Preimplantation genetics is a screening procedure that can be performed during an IVF cycle to identify embryos with chromosome abnormalities or that contain markers for certain genetic disease and thereby avoid their selection for transfer. Preimplantation genetics can be performed in vitro at any of the following developmental stages, the zygote (day 1), cleavage stage (day 3) or blastocyst (day 5). At each of these stages, cell(s) are removed from the embryo for genetic testing in special laboratories. This does not appear to harm the ongoing development of the embryo with over 1000 healthy babies born worldwide after preimplantation genetic screening. However, an insufficient number of babies have been born to confirm that the procedure is completely without risk.
At the zygote stage (day 1), small cells called polar bodies that are naturally shed by the egg prior to and immediately after fertilization can be removed and they contain a complementary set of chromosomes to the egg. Polar body analysis is performed early in development but it can only tell us about the maternal genetic contribution of the subsequent embryo.

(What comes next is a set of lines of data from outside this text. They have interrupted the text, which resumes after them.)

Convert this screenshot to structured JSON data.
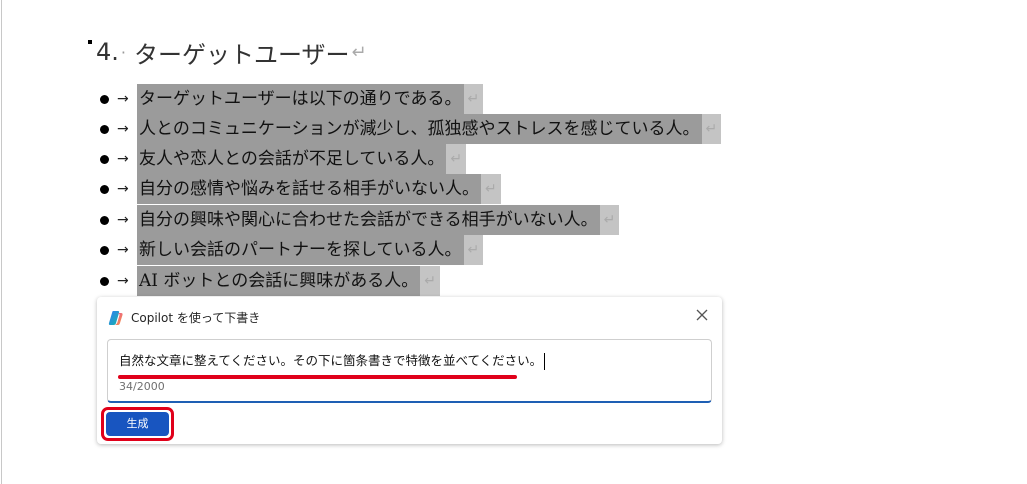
{
  "document": {
    "heading": {
      "number": "4.",
      "text": "ターゲットユーザー",
      "paragraph_mark": "↵"
    },
    "bullets": [
      {
        "arrow": "→",
        "text": "ターゲットユーザーは以下の通りである。",
        "mark": "↵"
      },
      {
        "arrow": "→",
        "text": "人とのコミュニケーションが減少し、孤独感やストレスを感じている人。",
        "mark": "↵"
      },
      {
        "arrow": "→",
        "text": "友人や恋人との会話が不足している人。",
        "mark": "↵"
      },
      {
        "arrow": "→",
        "text": "自分の感情や悩みを話せる相手がいない人。",
        "mark": "↵"
      },
      {
        "arrow": "→",
        "text": "自分の興味や関心に合わせた会話ができる相手がいない人。",
        "mark": "↵"
      },
      {
        "arrow": "→",
        "text": "新しい会話のパートナーを探している人。",
        "mark": "↵"
      },
      {
        "arrow": "→",
        "text": "AI ボットとの会話に興味がある人。",
        "mark": "↵"
      }
    ]
  },
  "copilot_dialog": {
    "title": "Copilot を使って下書き",
    "logo_icon": "copilot-logo-icon",
    "close_icon": "close-icon",
    "prompt_value": "自然な文章に整えてください。その下に箇条書きで特徴を並べてください。",
    "char_count": "34/2000",
    "generate_label": "生成"
  },
  "colors": {
    "selection": "#9b9b9b",
    "selection_mark": "#c4c4c4",
    "accent_blue": "#1855c0",
    "annotation_red": "#e0001a"
  }
}
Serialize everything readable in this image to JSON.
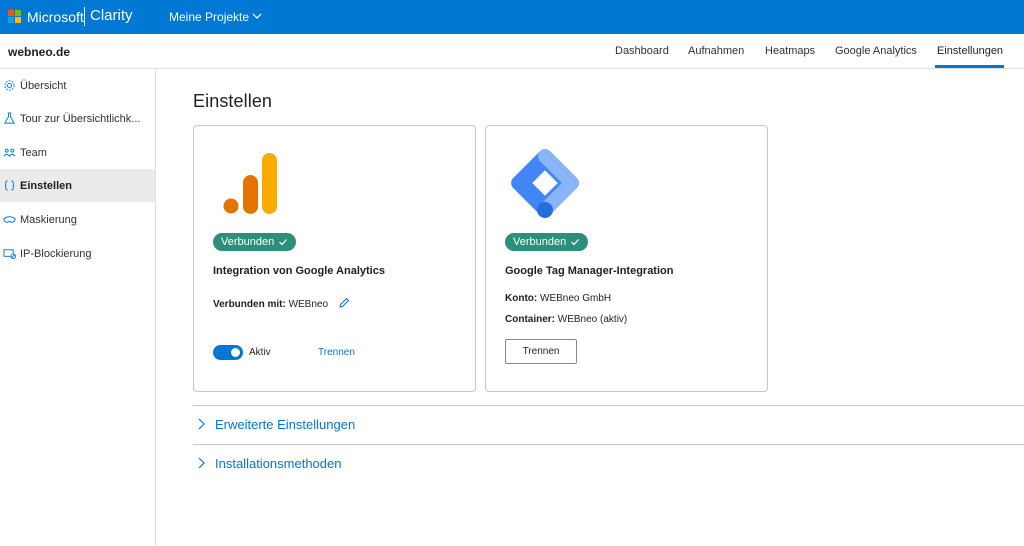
{
  "colors": {
    "brand_blue": "#0078d4",
    "badge_green": "#2d8f7b",
    "ga_orange_dark": "#e37400",
    "ga_orange_light": "#f9ab00",
    "gtm_blue": "#4285f4",
    "gtm_light": "#8ab4f8"
  },
  "topbar": {
    "brand": "Microsoft",
    "product": "Clarity",
    "projects_label": "Meine Projekte",
    "projects_icon": "chevron-down-icon"
  },
  "subheader": {
    "site_name": "webneo.de",
    "nav": [
      {
        "label": "Dashboard"
      },
      {
        "label": "Aufnahmen"
      },
      {
        "label": "Heatmaps"
      },
      {
        "label": "Google Analytics"
      },
      {
        "label": "Einstellungen",
        "active": true
      }
    ]
  },
  "sidebar": {
    "items": [
      {
        "label": "Übersicht",
        "icon": "gear-icon"
      },
      {
        "label": "Tour zur Übersichtlichk...",
        "icon": "flask-icon"
      },
      {
        "label": "Team",
        "icon": "team-icon"
      },
      {
        "label": "Einstellen",
        "icon": "braces-icon",
        "active": true
      },
      {
        "label": "Maskierung",
        "icon": "mask-icon"
      },
      {
        "label": "IP-Blockierung",
        "icon": "ip-block-icon"
      }
    ]
  },
  "main": {
    "title": "Einstellen",
    "cards": [
      {
        "logo_icon": "google-analytics-icon",
        "badge": "Verbunden",
        "title": "Integration von Google Analytics",
        "connected_key": "Verbunden mit:",
        "connected_value": "WEBneo",
        "toggle_on": true,
        "toggle_label": "Aktiv",
        "link_label": "Trennen"
      },
      {
        "logo_icon": "google-tag-manager-icon",
        "badge": "Verbunden",
        "title": "Google Tag Manager-Integration",
        "account_key": "Konto:",
        "account_value": "WEBneo GmbH",
        "container_key": "Container:",
        "container_value": "WEBneo (aktiv)",
        "button_label": "Trennen"
      }
    ],
    "expanders": [
      {
        "label": "Erweiterte Einstellungen"
      },
      {
        "label": "Installationsmethoden"
      }
    ]
  }
}
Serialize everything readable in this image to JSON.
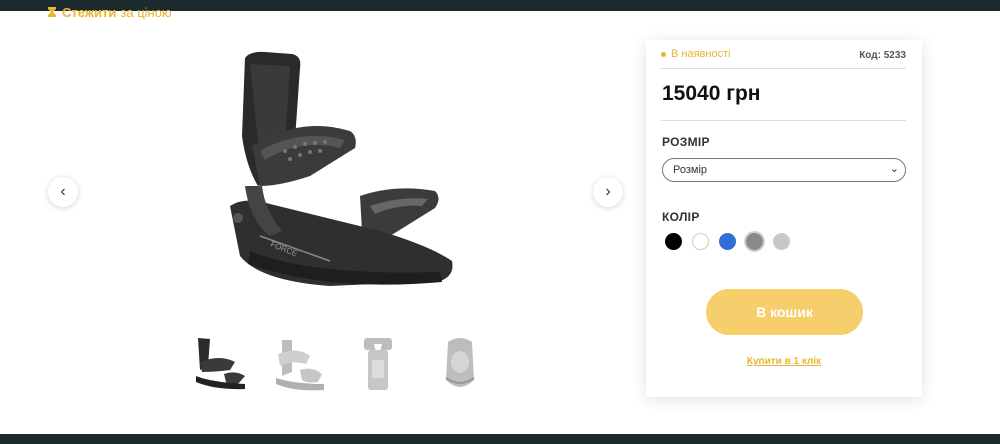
{
  "header": {
    "watch_bold": "Стежити",
    "watch_rest": "за ціною",
    "watch_icon": "hourglass-icon"
  },
  "gallery": {
    "prev_icon": "‹",
    "next_icon": "›",
    "thumbnails": [
      "thumb-binding-front",
      "thumb-binding-side",
      "thumb-highback-back",
      "thumb-baseplate-top"
    ]
  },
  "product": {
    "stock": "В наявності",
    "code": "Код: 5233",
    "price": "15040 грн",
    "size_label": "РОЗМІР",
    "size_select_value": "Розмір",
    "color_label": "КОЛІР",
    "colors": [
      "#000000",
      "#ffffff",
      "#2f6fd6",
      "#8a8a8a",
      "#c8c8c8"
    ],
    "cart_button": "В кошик",
    "one_click": "Купити в 1 клік"
  },
  "theme": {
    "accent": "#e8b52e",
    "button_bg": "#f6cf6c",
    "dark_bar": "#1b2a2c"
  }
}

Alternative methods that can reveal both parental genetic contributions involve either the removal of an embryonic cell (blastomere) from the cleavage stage embryo on day 3 of development or the removal of several cells from the outer layer (trophectoderm) of the blastocyst on day 5. Genetic testing is performed on these cells and typically a result is produced within 24-48 hours.
This testing is typically performed on a Day 3 embryo (eight cell stage) where one of the eight cells is removed and subjected to genetic scrutiny.

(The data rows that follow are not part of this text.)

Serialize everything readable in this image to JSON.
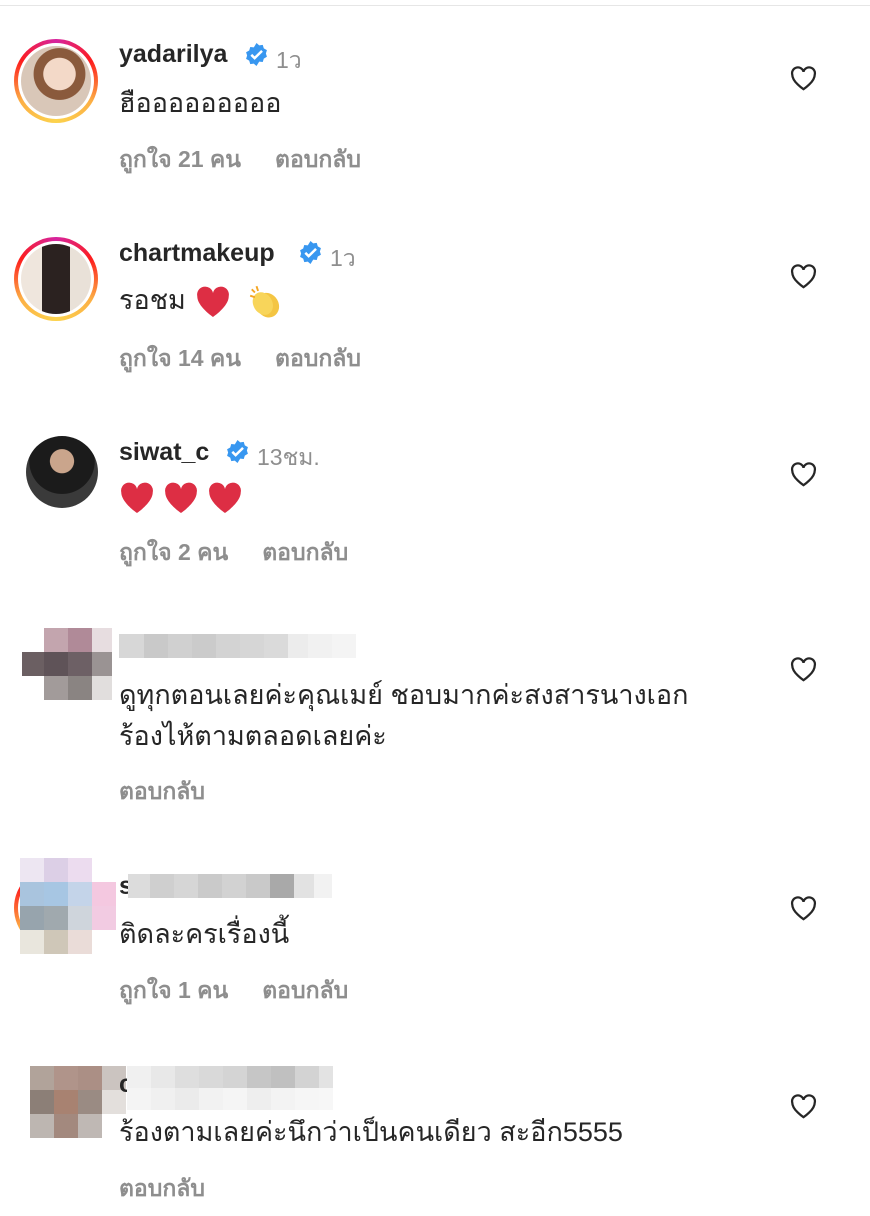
{
  "comments": [
    {
      "username": "yadarilya",
      "verified": true,
      "time": "1ว",
      "text": "ฮือออออออออ",
      "likes": "ถูกใจ 21 คน",
      "reply": "ตอบกลับ"
    },
    {
      "username": "chartmakeup",
      "verified": true,
      "time": "1ว",
      "text": "รอชม",
      "emoji": [
        "red-heart",
        "clapping-hands"
      ],
      "likes": "ถูกใจ 14 คน",
      "reply": "ตอบกลับ"
    },
    {
      "username": "siwat_c",
      "verified": true,
      "time": "13ชม.",
      "emoji": [
        "red-heart",
        "red-heart",
        "red-heart"
      ],
      "likes": "ถูกใจ 2 คน",
      "reply": "ตอบกลับ"
    },
    {
      "username_blurred": true,
      "text_line1": "ดูทุกตอนเลยค่ะคุณเมย์ ชอบมากค่ะสงสารนางเอก",
      "text_line2": "ร้องไห้ตามตลอดเลยค่ะ",
      "reply": "ตอบกลับ"
    },
    {
      "username_prefix": "s",
      "username_blurred": true,
      "text": "ติดละครเรื่องนี้",
      "likes": "ถูกใจ 1 คน",
      "reply": "ตอบกลับ"
    },
    {
      "username_prefix": "c",
      "username_blurred": true,
      "text": "ร้องตามเลยค่ะนึกว่าเป็นคนเดียว สะอีก5555",
      "reply": "ตอบกลับ"
    }
  ],
  "icons": {
    "like": "heart-outline-icon",
    "verified": "verified-badge-icon"
  },
  "colors": {
    "verified": "#3897f0",
    "muted": "#8e8e8e",
    "text": "#262626"
  }
}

Indications for preimplantation genetics include couples at high risk for producing offspring with genetic disorders, such as carriers of cystic fibrosis or Tay-Sach’s disease. These couples may wish to prevent the birth of a child with an abnormal gene. In this case, special probes must be used in the test to detect the gene in question.
In IVF pregnancies of women 35 years or older, those with multiple failed IVF cycles and those with repeated miscarriages, research has shown that chromosomal abnormalities of the embryo increase either the risk of spontaneous miscarriage or the development of a genetically abnormal fetus. Performing preimplantation genetic screening for the 9 chromosomes most involved in chromosomal abnormalities (chromosomes 13, 15, 16, 17, 18, 21, 22, X & Y) could prevent the initiation of these abnormal pregnancies in IVF patients. An estimated 60 percent of all early miscarriages are associated with a chromosomal abnormality in the embryo. The purpose of preimplantation genetic screening is to select and transfer to the uterus only embryos that do not have numerical abnormalities for the 9 chromosomes tested in order to achieve higher implantation rates and fewer pregnancy losses.
Preimplantation genetic screening is only accurate approximately 90% of the time. This inherent 10% error rate means that there is no guarantee of a healthy baby. Even in the general population there is a 3-5% incidence of birth defects or malformations. In addition, preimplantation genetics can not detect abnormalities of chromosomes or genes which are not included in the test nor can it detect abnormalities if they occur in only some of the cells in the embryo (mosaicism). It is highly recommended that traditional prenatal diagnosis in the form of chorionic villous sampling or amniocentesis is performed if a pregnancy is established after preimplantation genetics.